MATERIAL TO PROCESS →
- - - - - - -
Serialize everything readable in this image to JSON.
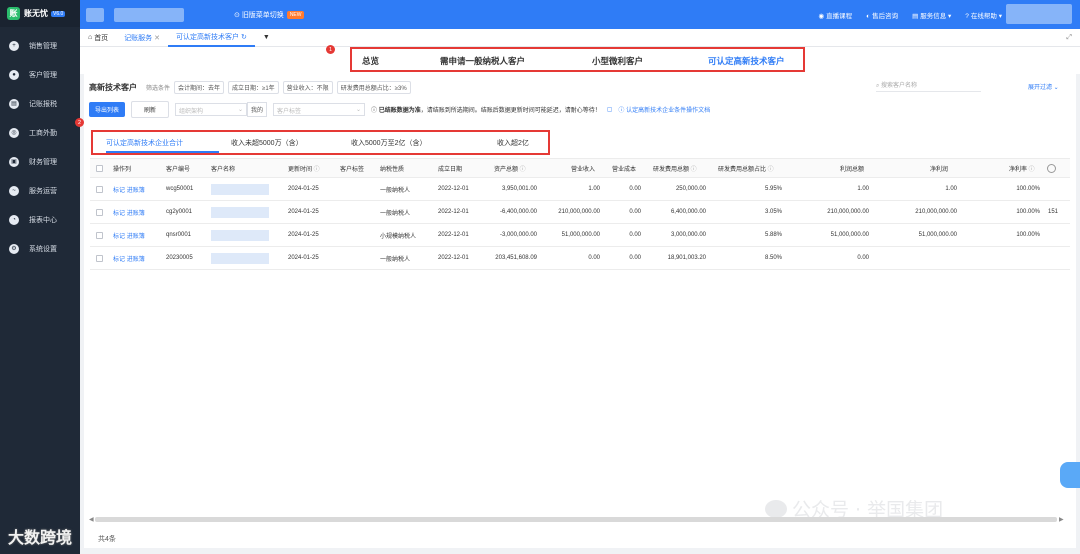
{
  "app": {
    "logo_text": "账无忧",
    "logo_badge": "V6.0"
  },
  "sidebar": {
    "items": [
      {
        "label": "销售管理",
        "icon": "plus-circle-icon"
      },
      {
        "label": "客户管理",
        "icon": "user-icon"
      },
      {
        "label": "记账报税",
        "icon": "ledger-icon"
      },
      {
        "label": "工商外勤",
        "icon": "briefcase-icon"
      },
      {
        "label": "财务管理",
        "icon": "wallet-icon"
      },
      {
        "label": "服务运营",
        "icon": "chart-icon"
      },
      {
        "label": "报表中心",
        "icon": "pie-icon"
      },
      {
        "label": "系统设置",
        "icon": "gear-icon"
      }
    ],
    "badge_2": "2"
  },
  "topbar": {
    "switch_label": "旧版菜单切换",
    "new_badge": "NEW",
    "links": [
      "直播课程",
      "售后咨询",
      "服务信息",
      "在线帮助"
    ]
  },
  "tabs": {
    "home": "首页",
    "tab1": "记账服务",
    "tab2": "可认定高新技术客户"
  },
  "segments": {
    "badge_1": "1",
    "items": [
      "总览",
      "需申请一般纳税人客户",
      "小型微利客户",
      "可认定高新技术客户"
    ]
  },
  "filters": {
    "page_name": "高新技术客户",
    "label": "筛选条件",
    "chips": [
      "会计期间：去年",
      "成立日期：≥1年",
      "营业收入：不限",
      "研发费用总额占比：≥3%"
    ],
    "search_placeholder": "搜索客户名称",
    "expand": "展开过滤"
  },
  "actions": {
    "export": "导出列表",
    "refresh": "刷新",
    "org_placeholder": "组织架构",
    "mine": "我的",
    "tag_placeholder": "客户标签",
    "notice_bold": "已结账数据为准",
    "notice_rest": "，请结账到所选期间。结账后数据更新时间可能延迟，请耐心等待！",
    "doc_link": "认定高新技术企业条件操作文档"
  },
  "subtabs": [
    "可认定高新技术企业合计",
    "收入未超5000万（含）",
    "收入5000万至2亿（含）",
    "收入超2亿"
  ],
  "table": {
    "headers": [
      "操作列",
      "客户编号",
      "客户名称",
      "更新时间",
      "客户标签",
      "纳税性质",
      "成立日期",
      "资产总额",
      "营业收入",
      "营业成本",
      "研发费用总额",
      "研发费用总额占比",
      "利润总额",
      "净利润",
      "净利率"
    ],
    "row_action_1": "标记",
    "row_action_2": "进账簿",
    "rows": [
      {
        "code": "wcg50001",
        "updated": "2024-01-25",
        "tax": "一般纳税人",
        "founded": "2022-12-01",
        "assets": "3,950,001.00",
        "revenue": "1.00",
        "cost": "0.00",
        "rd": "250,000.00",
        "rd_ratio": "5.95%",
        "profit": "1.00",
        "net_profit": "1.00",
        "net_margin": "100.00%",
        "extra": ""
      },
      {
        "code": "cg2y0001",
        "updated": "2024-01-25",
        "tax": "一般纳税人",
        "founded": "2022-12-01",
        "assets": "-6,400,000.00",
        "revenue": "210,000,000.00",
        "cost": "0.00",
        "rd": "6,400,000.00",
        "rd_ratio": "3.05%",
        "profit": "210,000,000.00",
        "net_profit": "210,000,000.00",
        "net_margin": "100.00%",
        "extra": "151"
      },
      {
        "code": "qnsr0001",
        "updated": "2024-01-25",
        "tax": "小规模纳税人",
        "founded": "2022-12-01",
        "assets": "-3,000,000.00",
        "revenue": "51,000,000.00",
        "cost": "0.00",
        "rd": "3,000,000.00",
        "rd_ratio": "5.88%",
        "profit": "51,000,000.00",
        "net_profit": "51,000,000.00",
        "net_margin": "100.00%",
        "extra": ""
      },
      {
        "code": "20230005",
        "updated": "2024-01-25",
        "tax": "一般纳税人",
        "founded": "2022-12-01",
        "assets": "203,451,608.09",
        "revenue": "0.00",
        "cost": "0.00",
        "rd": "18,901,003.20",
        "rd_ratio": "8.50%",
        "profit": "0.00",
        "net_profit": "",
        "net_margin": "",
        "extra": ""
      }
    ]
  },
  "footer": {
    "total": "共4条"
  },
  "watermark": {
    "right": "公众号 · 举国集团",
    "left": "大数跨境"
  }
}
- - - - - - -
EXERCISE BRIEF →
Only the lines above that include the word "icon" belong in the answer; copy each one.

ANSWER TO THE EXERCISE →
        "icon": "plus-circle-icon"
        "icon": "user-icon"
        "icon": "ledger-icon"
        "icon": "briefcase-icon"
        "icon": "wallet-icon"
        "icon": "chart-icon"
        "icon": "pie-icon"
        "icon": "gear-icon"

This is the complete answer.